Maybe we should sing again the song by William Cowper (1731-1800) that asks, “Where is the blessedness I knew, / When first I saw the Lord? Where is the soul refreshing view / Of Jesus and His Word?”[6] This “blessedness” is true happiness.


The Christian life, do you endure it or enjoy it? God does not command us to put on a happy face. Those out of fellowship with Jesus Christ often attempt to mask the pain of their miserable existence with an empty laughter. This is nothing more than foolish nonsense. If a person finds happiness without Jesus Christ, they have fallen for a substitute that will not last. It will leave them stranded on the side of the road of life. We should not be satisfied with a less than a genuine, biblical happiness. We are to understand the source of genuine happiness is Jesus Christ, nothing more, nothing less, nothing else. Possibly you remember the lyrics to the song by Ira F. Stanphill (1914-1993) titled “Happiness is the Lord”.

Dr. Lindsay Terry shares, “On any number of occasions the Lord has given a song to a songwriter when he or she least expected it. Such was the case of Ira [F.] Stanphill [1914-1993) one afternoon in 1974 after he left the church office where he was pastor in Fort Worth, Texas.

The car radio was on, and as he rode along he listened to some commercial programs.
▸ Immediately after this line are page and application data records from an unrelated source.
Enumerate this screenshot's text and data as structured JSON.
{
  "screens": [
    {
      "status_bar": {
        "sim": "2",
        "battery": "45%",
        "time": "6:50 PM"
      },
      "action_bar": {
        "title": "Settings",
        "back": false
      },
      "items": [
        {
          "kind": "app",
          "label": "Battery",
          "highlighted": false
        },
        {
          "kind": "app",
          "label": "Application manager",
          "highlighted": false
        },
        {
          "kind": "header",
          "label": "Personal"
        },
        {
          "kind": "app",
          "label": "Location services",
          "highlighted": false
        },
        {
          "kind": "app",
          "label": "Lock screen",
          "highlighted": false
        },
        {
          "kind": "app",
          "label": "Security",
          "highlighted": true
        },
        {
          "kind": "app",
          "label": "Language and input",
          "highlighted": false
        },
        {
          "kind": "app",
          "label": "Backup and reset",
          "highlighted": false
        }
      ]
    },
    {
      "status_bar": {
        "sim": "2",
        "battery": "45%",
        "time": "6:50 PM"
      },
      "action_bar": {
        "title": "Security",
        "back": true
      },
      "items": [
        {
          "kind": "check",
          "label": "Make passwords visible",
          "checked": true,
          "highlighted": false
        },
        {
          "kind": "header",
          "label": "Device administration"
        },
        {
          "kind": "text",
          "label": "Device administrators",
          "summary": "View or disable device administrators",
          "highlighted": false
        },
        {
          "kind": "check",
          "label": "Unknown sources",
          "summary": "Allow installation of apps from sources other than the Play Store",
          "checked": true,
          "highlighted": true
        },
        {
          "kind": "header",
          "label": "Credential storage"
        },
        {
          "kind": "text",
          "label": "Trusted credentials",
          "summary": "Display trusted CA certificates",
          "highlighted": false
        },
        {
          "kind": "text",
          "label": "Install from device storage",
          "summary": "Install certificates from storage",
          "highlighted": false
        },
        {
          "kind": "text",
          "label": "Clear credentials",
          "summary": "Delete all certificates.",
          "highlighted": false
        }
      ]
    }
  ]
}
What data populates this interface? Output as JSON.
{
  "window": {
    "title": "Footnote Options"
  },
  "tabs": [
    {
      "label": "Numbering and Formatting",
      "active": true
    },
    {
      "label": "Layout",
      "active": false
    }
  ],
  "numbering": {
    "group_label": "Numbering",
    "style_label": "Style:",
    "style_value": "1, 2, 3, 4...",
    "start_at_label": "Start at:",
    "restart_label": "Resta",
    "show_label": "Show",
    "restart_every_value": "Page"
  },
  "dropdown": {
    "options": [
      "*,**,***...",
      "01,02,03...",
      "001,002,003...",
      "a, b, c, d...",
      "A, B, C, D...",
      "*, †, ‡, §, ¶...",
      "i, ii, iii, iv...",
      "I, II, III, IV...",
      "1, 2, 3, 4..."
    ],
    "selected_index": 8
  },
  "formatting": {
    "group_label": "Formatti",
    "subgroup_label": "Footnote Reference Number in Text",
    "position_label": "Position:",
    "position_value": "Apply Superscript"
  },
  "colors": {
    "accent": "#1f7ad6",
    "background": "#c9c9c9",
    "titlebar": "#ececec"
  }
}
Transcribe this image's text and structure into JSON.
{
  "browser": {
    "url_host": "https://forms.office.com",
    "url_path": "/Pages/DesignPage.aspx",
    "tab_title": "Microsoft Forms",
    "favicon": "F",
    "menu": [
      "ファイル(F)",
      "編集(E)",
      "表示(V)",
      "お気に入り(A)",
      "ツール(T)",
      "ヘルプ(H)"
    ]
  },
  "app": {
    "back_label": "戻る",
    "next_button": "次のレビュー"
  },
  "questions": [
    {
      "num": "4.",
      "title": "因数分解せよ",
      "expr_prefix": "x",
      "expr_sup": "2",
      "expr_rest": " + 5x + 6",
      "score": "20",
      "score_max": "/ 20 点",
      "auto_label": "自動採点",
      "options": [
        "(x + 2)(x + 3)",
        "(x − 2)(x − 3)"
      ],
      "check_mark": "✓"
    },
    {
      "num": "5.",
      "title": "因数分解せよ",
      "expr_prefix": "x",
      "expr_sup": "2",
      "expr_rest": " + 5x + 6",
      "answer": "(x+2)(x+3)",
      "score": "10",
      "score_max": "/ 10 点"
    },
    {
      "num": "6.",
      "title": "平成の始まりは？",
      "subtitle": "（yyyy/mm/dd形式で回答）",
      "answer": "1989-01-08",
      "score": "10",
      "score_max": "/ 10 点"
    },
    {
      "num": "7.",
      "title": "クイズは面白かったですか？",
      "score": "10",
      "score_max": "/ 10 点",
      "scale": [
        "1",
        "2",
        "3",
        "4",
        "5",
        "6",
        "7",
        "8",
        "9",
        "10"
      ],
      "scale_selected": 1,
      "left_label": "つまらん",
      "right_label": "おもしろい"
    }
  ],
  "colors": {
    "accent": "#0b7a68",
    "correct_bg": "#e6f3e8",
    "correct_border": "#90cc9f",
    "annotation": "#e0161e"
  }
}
Some were sponsored by establishments that advertised their happy hour and their alcoholic beverages. He also heard cigarettes being advertised in terms of how they bring happiness.

The word happiness was used several times in the ads. Ira related to me that he thought at the time that happiness does not come with these things, but with knowing Christ. He continued, As this thought really took over my mind I began to sing. I sang a new song, composing words and melody as I drove along. I sang it almost as it is published today.”[7]

As a boy, I recall the happiest time in my life was when I believed the gospel of our Lord Jesus Christ, repented of my sin and the Lord forgave me. To this day, every time I think about the forgiveness of my sins it makes me happy.

It is also helpful to recall the lines from the hymn titled “Trust and Obey”. In it John H. Sammis (1846-1919) exhorts, “Trust and obey, for there's no other way / to be happy in Jesus, but to trust and obey.” If you attempt to find happiness without trusting and obeying God, you will be sadly disappointed. No matter what you may achieve or attain in life.

According to the will of God, the Word of God, and the ways of God may we continue the pursuit of happiness.

[1]Henry Van Dyke, Counsels By the Way (New York: Thomas V. Crowell & Co. Publishers, 1897, 1900, 1903, 1908), pp. 95-97

[2]Henry Durbanville, His Last Words (Edinburgh, Scotland: B. McCall Barbour, 1954), pp. 16-17

[3]Adrian Rogers, “Help Yourself to Happiness”, Sunday, April 11, 2010

[4]R. T. Kendall, Tithing: A Call to Serious Giving (Grand Rapids, MI: Zondervan, 1983), p. 27

[5]W. A. “Billy” Sunday, excerpt from a message titled “The Devil's Boomerangs (Hot Cakes Off The Griddle)” based on Ecclesiastes 11:9 and Galatians 6:17

[6]William Cowper, “O for a Closer Walk With God” (1772)

[7]Available from: Accessed: 03/06/11

By Dr. Franklin L. Kirksey, pastor First Baptist Church of Spanish Fort 30775 Jay Drive Spanish Fort, Alabama 36527
Author of Sound Biblical Preaching: Giving the Bible a Voice Available on and / / (251) 626-6210
© April 10, 2011 All Rights Reserved